“The ALS is an important element in the RSPO’s New Planting Procedure (NPP) requirements,” according to Oi Soo Chin, RSPO’s Biodiversity and Conservation Manager. “It will help to improve the quality of the work of HCV assessors and the consistency of implementation of the HCV approach

Here are some insights into the new HCV ALS.

What are High Conservation Values (HCV)?

High Conservation Values (HCVs) are biological, ecological, social or cultural values which are considered outstandingly significant or critically important, at the national, regional or global level.  The HCV approach was originally developed by the Forest Stewardship Council (FSC) to help define forest areas of outstanding and critical importance for use in forest management certification.

The HCV approach has been widely used for protecting the most important environmental and social values in production landscapes (e.g. forestry and agriculture).

Given this widespread use, various roundtables, such as RSPO, collaborate with the HCV Resource Network (HCVRN), a network of organisations, companies and experts with a shared interest in seeing the HCV approach used effectively, to harmonize use of the approach.

The RSPO is committed to the conservation of primary forests and HCVs. Criteria 5.2 and 7.3 in the RSPO Principles & Criteria require plantation management units to identify, manage and monitor HCVs.

Why was the new Assessor Licensing Scheme (ALS) introduced?

Before the ALS was launched, RSPO had a system to approved HCV assessors based on their qualifications and experience.
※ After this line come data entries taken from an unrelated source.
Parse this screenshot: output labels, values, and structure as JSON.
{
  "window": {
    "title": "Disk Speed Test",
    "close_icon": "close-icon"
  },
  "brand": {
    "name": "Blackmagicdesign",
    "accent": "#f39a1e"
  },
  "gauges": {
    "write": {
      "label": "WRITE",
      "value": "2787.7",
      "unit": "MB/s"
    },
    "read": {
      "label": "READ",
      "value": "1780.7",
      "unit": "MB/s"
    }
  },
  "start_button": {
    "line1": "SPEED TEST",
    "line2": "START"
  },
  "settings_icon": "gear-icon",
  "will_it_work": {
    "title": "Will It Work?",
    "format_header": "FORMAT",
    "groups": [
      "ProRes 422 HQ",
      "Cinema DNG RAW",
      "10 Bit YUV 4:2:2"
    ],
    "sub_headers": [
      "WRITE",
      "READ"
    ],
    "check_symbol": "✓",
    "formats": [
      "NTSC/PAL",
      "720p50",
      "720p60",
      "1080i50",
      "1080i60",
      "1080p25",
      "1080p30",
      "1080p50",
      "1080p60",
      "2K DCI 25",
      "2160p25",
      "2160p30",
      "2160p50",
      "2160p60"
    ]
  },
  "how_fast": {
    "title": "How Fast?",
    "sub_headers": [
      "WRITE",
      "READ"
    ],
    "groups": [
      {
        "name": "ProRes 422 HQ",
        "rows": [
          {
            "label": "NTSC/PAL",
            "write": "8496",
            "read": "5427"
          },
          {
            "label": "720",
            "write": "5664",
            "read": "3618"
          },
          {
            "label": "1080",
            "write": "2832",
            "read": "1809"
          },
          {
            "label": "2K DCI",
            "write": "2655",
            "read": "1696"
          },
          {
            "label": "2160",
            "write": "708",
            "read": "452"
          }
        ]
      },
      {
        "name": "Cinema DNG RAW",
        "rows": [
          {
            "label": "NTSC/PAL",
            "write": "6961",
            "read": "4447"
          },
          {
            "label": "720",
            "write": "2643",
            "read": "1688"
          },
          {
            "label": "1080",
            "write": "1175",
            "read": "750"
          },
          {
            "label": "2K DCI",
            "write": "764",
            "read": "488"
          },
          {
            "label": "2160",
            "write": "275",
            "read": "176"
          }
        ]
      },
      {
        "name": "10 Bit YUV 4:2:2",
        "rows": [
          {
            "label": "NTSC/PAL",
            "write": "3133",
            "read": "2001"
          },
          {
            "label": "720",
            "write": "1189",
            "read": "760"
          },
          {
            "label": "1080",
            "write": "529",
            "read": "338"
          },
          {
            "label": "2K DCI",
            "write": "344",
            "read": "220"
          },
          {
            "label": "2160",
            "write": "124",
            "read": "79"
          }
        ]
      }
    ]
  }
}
This system did not have a formal mechanism for monitoring assessor performance or evaluating HCV assessment report quality. To address this and to help improve the overall quality of the work of HCV assessors, the HCVRN created the HCV Assessor Licensing Scheme (ALS).

The (ALS) was created by the HCVRN with support from RSPO and replaced the RSPO-approved HCV assessors system in October 2014.

What is the purpose of HCV ALS then?

The three primary objectives of ALS are to improve the quality of the work of HCV assessor’s through:

  • the provision of guidance, tools and templates for assessors to use
  • by licensing competent HCV assessors
  • through the on-going monitoring of assessor performance.

Who should apply?

The ALS was created to license professionals that wish to carry out HCV assessments as lead assessors. It is not intended for HCV assessment team members/discipline specialists, unless they wish to lead HCV assessments and believe they are ready to do so in line with the HCV Assessment Manual. The ALS is working on developing a registration service for discipline specialists/team leaders that do not wish to lead HCV assessments.

How will the ALS affect active RSPO-registered assessors?

The identification of HCVs is a requirement of RSPO’s New Planting Procedures (NPP). Where RSPO formerly required an RSPO-approved HCV assessor for this; it will now require an ALS licensed assessor.

For more information on how to apply and to learn more about the ALS please visit www.hcvnetwork.org/als